Community pharmacies should consider the following criteria to have a strong relationship with the manufacturer— identification of the key disease states in which they would like to engage agreements and also the identification of the specific manufacturer with whom they would like to engage these types of agreements. The community pharmacy can share the benefit of its experience with the targeted patient population and can also help the manufacturer with prelaunch planning and ongoing decision making. The potential for providing real-time, baseline data about the patient population, use of current therapies, and information on prescribers offers keen insight that may not otherwise be available in a timely fashion.
Also, by having access to the patient’s entire drug history, the community pharmacy may provide the manufacturer partner with utilization and outcomes data to help trend the progress and issues of present and future medications. The ability to capture and share this data presents a unique opportunity for community pharmacy.

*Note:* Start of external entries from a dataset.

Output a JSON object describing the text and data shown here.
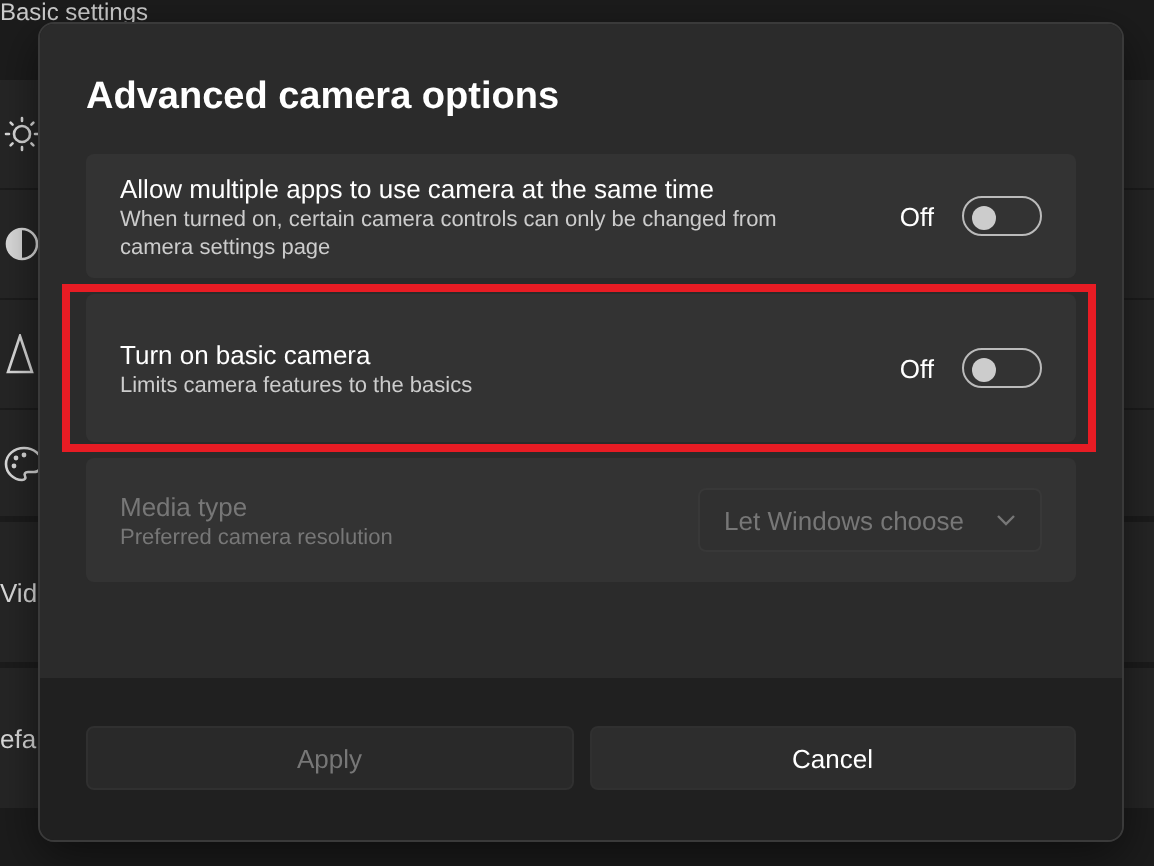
{
  "background": {
    "heading": "Basic settings",
    "rows": [
      {
        "label": "Vid"
      },
      {
        "label": "efa"
      }
    ]
  },
  "dialog": {
    "title": "Advanced camera options",
    "settings": [
      {
        "kind": "toggle",
        "title": "Allow multiple apps to use camera at the same time",
        "description": "When turned on, certain camera controls can only be changed from camera settings page",
        "state_label": "Off",
        "on": false,
        "highlighted": false,
        "disabled": false
      },
      {
        "kind": "toggle",
        "title": "Turn on basic camera",
        "description": "Limits camera features to the basics",
        "state_label": "Off",
        "on": false,
        "highlighted": true,
        "disabled": false
      },
      {
        "kind": "dropdown",
        "title": "Media type",
        "description": "Preferred camera resolution",
        "value": "Let Windows choose",
        "highlighted": false,
        "disabled": true
      }
    ],
    "buttons": [
      {
        "label": "Apply",
        "disabled": true
      },
      {
        "label": "Cancel",
        "disabled": false
      }
    ]
  }
}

The introduction of services such as reimbursement support, clinical tracking, and reporting may represent a barrier to entry when initially entering the field of specialty pharmacy services. One solution is to provide these services for many individual community pharmacies through a hub concept. The hub would enable multiple community pharmacies to provide services comparable to existing central-fill specialty pharmacies. Also, this entity can be used for a central-fill specialty pharmacy to supply those medications that a community pharmacy may not want to stock or are unable to access at this point in time. A common or interfaced platform leads to an efficient structure in providing specialty pharmacy services from both a distribution and clinical perspective.
Key Advantages of Community Pharmacy
A key advantage for community pharmacy is to be able to address issues for patients with multiple conditions, since patients treated with specialty products generally have multiple disease conditions. A disease management approach that addresses all the needs of a given patient would both enhance care and provide very effective management services for both the manufacturer and the plan sponsor. Here are some scenarios where this strategy would work:
It is important for the community pharmacy to consider all of the above factors in forming its specialty strategy. Commitment to infrastructure, development of MCO relationships, and development of relationships with the manufacturer, as well as the hub services offered by the manufacturers, will ensure a place in therapy management for the community pharmacy. SPT
Nick Calla, RPh, JD, is the vice president of industry relations for the Community Specialty Pharmacy Network (CSPN). He has responsibility for the development of the relationships with the manufacturer community as well as the managed care community. Prior to CSPN, Nick was vice president of trade relations for Walgreens Specialty Pharmacy. Prior to coming to Walgreens, Mr. Calla worked as director of clinical programs and network administration for Eckerd Health Services. He was also president and general manager of Oncology Pathways, a group purchase organization founded by the UPMC Cancer Center and Medmark Specialty Pharmacy. Mr. Calla has expertise in the area of compliance, disease management, intervention programs, and negotiations with providers for a network. He received his bachelor of pharmacy degree from the University of Pittsburgh and a Juris Doctorate from Duquesne University.